**** Supplied data

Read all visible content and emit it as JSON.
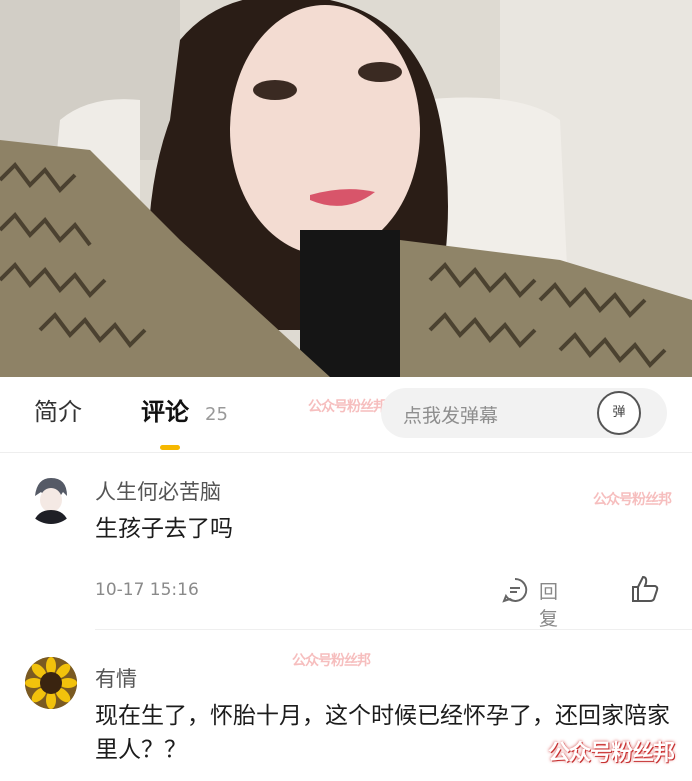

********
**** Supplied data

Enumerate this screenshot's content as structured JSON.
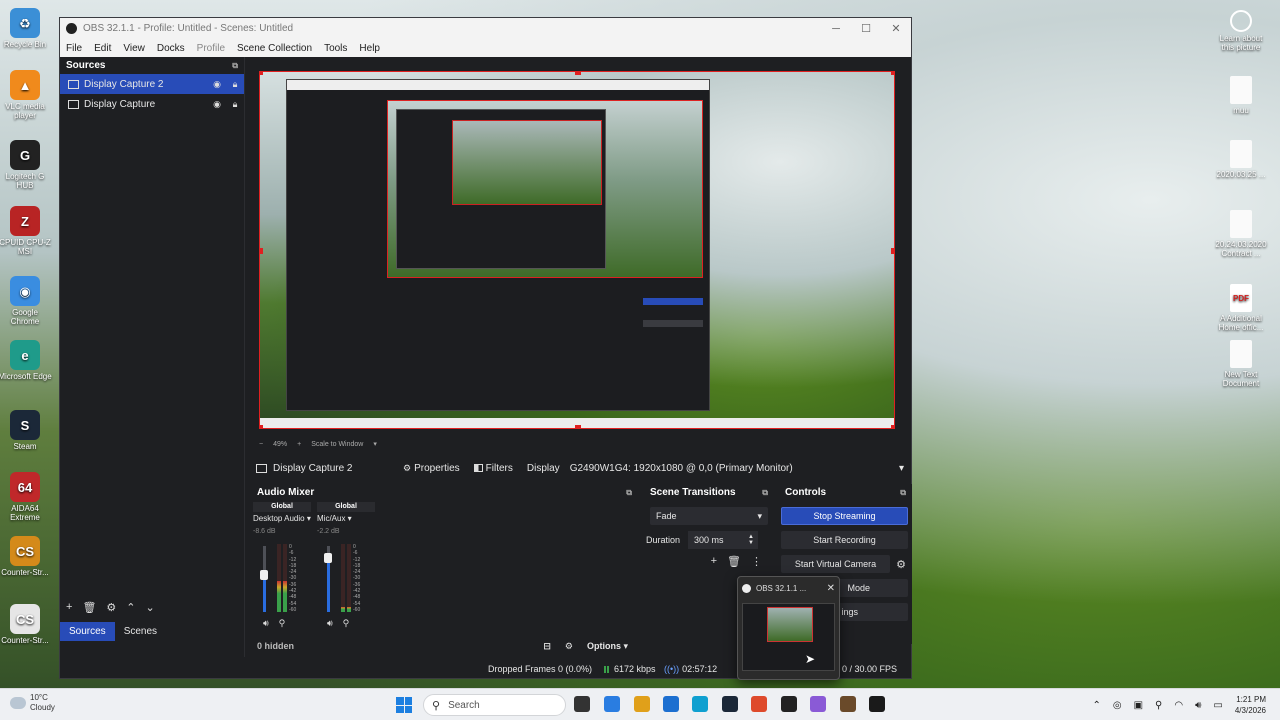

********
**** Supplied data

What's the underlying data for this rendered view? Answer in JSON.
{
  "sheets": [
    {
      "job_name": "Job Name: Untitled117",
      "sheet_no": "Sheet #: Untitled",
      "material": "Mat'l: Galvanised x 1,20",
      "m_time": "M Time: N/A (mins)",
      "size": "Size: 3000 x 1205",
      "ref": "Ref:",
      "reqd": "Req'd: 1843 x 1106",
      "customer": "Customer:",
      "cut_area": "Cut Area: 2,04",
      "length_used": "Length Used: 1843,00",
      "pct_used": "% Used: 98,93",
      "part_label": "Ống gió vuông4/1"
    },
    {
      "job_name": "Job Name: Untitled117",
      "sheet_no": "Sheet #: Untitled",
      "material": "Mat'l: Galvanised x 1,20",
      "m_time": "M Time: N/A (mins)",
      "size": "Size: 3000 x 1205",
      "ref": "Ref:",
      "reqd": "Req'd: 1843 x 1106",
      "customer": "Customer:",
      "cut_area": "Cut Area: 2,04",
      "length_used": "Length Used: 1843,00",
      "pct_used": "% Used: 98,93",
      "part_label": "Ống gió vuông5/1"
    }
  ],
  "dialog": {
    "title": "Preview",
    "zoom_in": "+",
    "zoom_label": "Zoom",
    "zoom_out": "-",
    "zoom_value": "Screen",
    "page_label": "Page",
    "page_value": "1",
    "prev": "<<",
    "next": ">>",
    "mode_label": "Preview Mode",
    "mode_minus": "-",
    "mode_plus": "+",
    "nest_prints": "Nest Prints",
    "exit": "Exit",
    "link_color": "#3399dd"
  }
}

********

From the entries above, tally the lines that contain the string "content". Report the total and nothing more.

◆ Solution to this task
2